2. Live with your parents a little longer. The French do not consider it strange at all for young people to live with their parents into their late twenties or early thirties. Imagine if you’d lived with their parents during your first few working years. Ok, some of you out there are nor hyperventilating at this thought, but keep an open mind! It could mean the difference between starting out in debt and starting out with a sizeable nest egg.
3. Live in a small space with less storage. Have you ever wondered how it would affect your spending if you didn’t have room for any more stuff—no garage, no walk-in closet, no closet at all? And don’t forget the effect on your heating bills if suddenly your living space were cut in half.
4. Walk! Many people in France live close to shops and services they use. Even those who drive into town to work are likely to park the car in one place and then walk around to run their errands after work. Walking can save you money on gas as well as on health care since it can cut back on stress and obesity.
5. Drive a tiny car. Picture yourself in a car the size of a Ford Fiesta–the typical size of cars in France. Smaller cars are often less expensive to purchase and can save you money on insurance, car registration and gas later on. Driving one of these little guys, you may not feel like spending your life in your car, but really, who wants to spend life in a car anyhow?
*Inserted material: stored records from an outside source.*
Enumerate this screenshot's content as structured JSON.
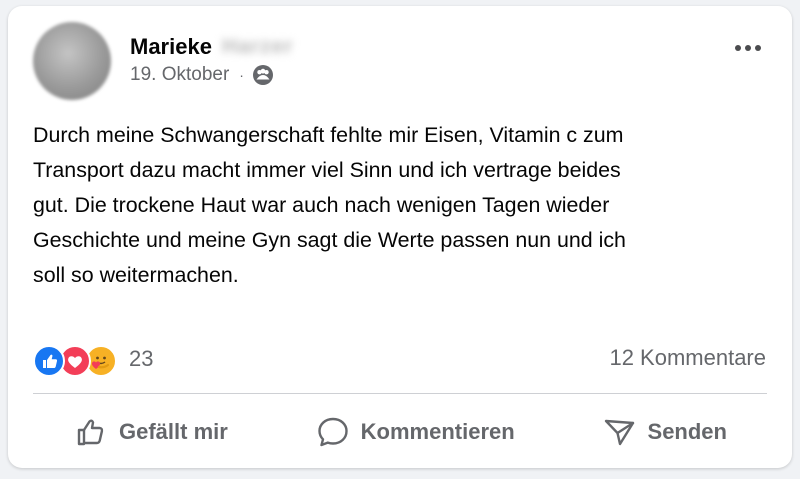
{
  "post": {
    "author_name": "Marieke",
    "author_surname_blurred": "Harzer",
    "date": "19. Oktober",
    "separator": "·",
    "audience_icon": "friends-icon",
    "text": "Durch meine Schwangerschaft fehlte mir Eisen, Vitamin c zum\nTransport dazu macht immer viel Sinn und ich vertrage beides\ngut. Die trockene Haut war auch nach wenigen Tagen wieder\nGeschichte und meine Gyn sagt die Werte passen nun und ich\nsoll so weitermachen."
  },
  "reactions": {
    "icons": [
      "like-icon",
      "love-icon",
      "care-icon"
    ],
    "count": "23"
  },
  "comments": {
    "count_label": "12 Kommentare"
  },
  "actions": {
    "like_label": "Gefällt mir",
    "comment_label": "Kommentieren",
    "share_label": "Senden"
  },
  "colors": {
    "like_blue": "#1877f2",
    "love_red": "#f33e58",
    "care_yellow": "#f7b125",
    "secondary_text": "#65676b"
  }
}
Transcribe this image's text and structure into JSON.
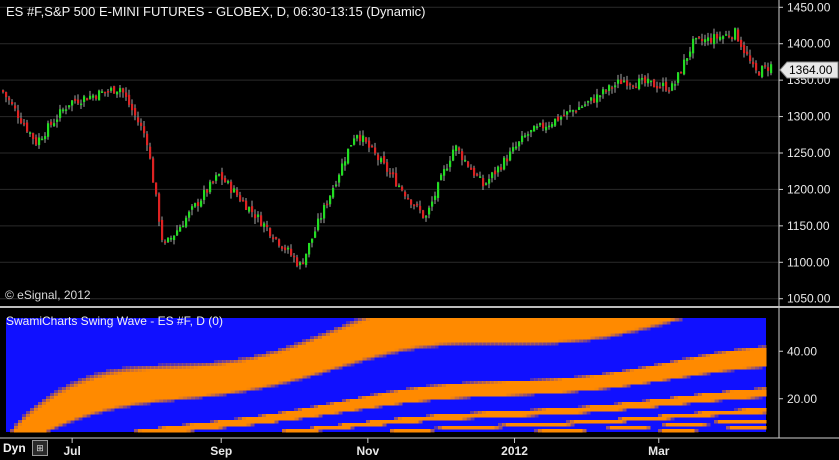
{
  "title": "ES #F,S&P 500 E-MINI FUTURES - GLOBEX, D, 06:30-13:15 (Dynamic)",
  "copyright": "© eSignal, 2012",
  "indicator_title": "SwamiCharts Swing Wave - ES #F, D (0)",
  "dyn_label": "Dyn",
  "dyn_icon": "zoom-icon",
  "colors": {
    "background": "#000000",
    "up": "#22dd22",
    "down": "#dd2222",
    "wave_high": "#ff8a00",
    "wave_low": "#1010ff",
    "grid": "#2a2a2a"
  },
  "chart_data": [
    {
      "type": "candlestick",
      "title": "ES #F,S&P 500 E-MINI FUTURES - GLOBEX, D, 06:30-13:15 (Dynamic)",
      "ylim": [
        1040,
        1460
      ],
      "y_ticks": [
        "1450.00",
        "1400.00",
        "1350.00",
        "1300.00",
        "1250.00",
        "1200.00",
        "1150.00",
        "1100.00",
        "1050.00"
      ],
      "last_price": "1364.00",
      "x_ticks": [
        "Jul",
        "Sep",
        "Nov",
        "2012",
        "Mar"
      ],
      "series": {
        "dates": [
          "2011-06-01",
          "2011-06-16",
          "2011-06-30",
          "2011-07-21",
          "2011-08-01",
          "2011-08-08",
          "2011-08-31",
          "2011-09-22",
          "2011-10-04",
          "2011-10-27",
          "2011-11-25",
          "2011-12-07",
          "2011-12-19",
          "2012-01-06",
          "2012-02-01",
          "2012-02-15",
          "2012-03-07",
          "2012-03-15",
          "2012-04-02",
          "2012-04-10",
          "2012-04-17"
        ],
        "close": [
          1340,
          1265,
          1320,
          1340,
          1270,
          1120,
          1220,
          1140,
          1095,
          1280,
          1160,
          1260,
          1205,
          1275,
          1320,
          1350,
          1340,
          1400,
          1415,
          1360,
          1370
        ]
      }
    },
    {
      "type": "heatmap",
      "title": "SwamiCharts Swing Wave - ES #F, D (0)",
      "ylim": [
        6,
        54
      ],
      "y_ticks": [
        "40.00",
        "20.00"
      ],
      "x_ticks": [
        "Jul",
        "Sep",
        "Nov",
        "2012",
        "Mar"
      ],
      "color_scale": [
        "#1010ff",
        "#ff8a00"
      ]
    }
  ]
}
6. Don’t be afraid to wear your clothes more than once in a row. That’s right, wearing clothes two or three days in a row to work or to social occasions is completely acceptable in France. Not needing to have a separate outfit for each day of the week means you can get by with fewer clothes. Not washing clothes each and every time you wear them means they will last longer as well. (Yes, it’s ok, even encouraged to change your underwear on a daily basis!)
7. When you buy something new, plan on keeping it for a long time. Craigslist exists in France, but is nowhere near as robust as in the Unites States. You simply will not find large numbers of people in France buying expensive new items only to sell them for half price or less a few years later. Imagine if you intended to keep everything you bought for a decade . . . Would you be more selective about what you purchased?
Some of you who have tried out a few of these frugal strategies in the US may have some experience with cultural pressures to the contrary. I personally enjoy reminding myself (and sometimes my critics) that very civilized and sophisticated people in France do these things all the time!
How do you cope with being an outsider in consumer country? Do you have any family or cultural traditions to draw on that remind you that you are not alone?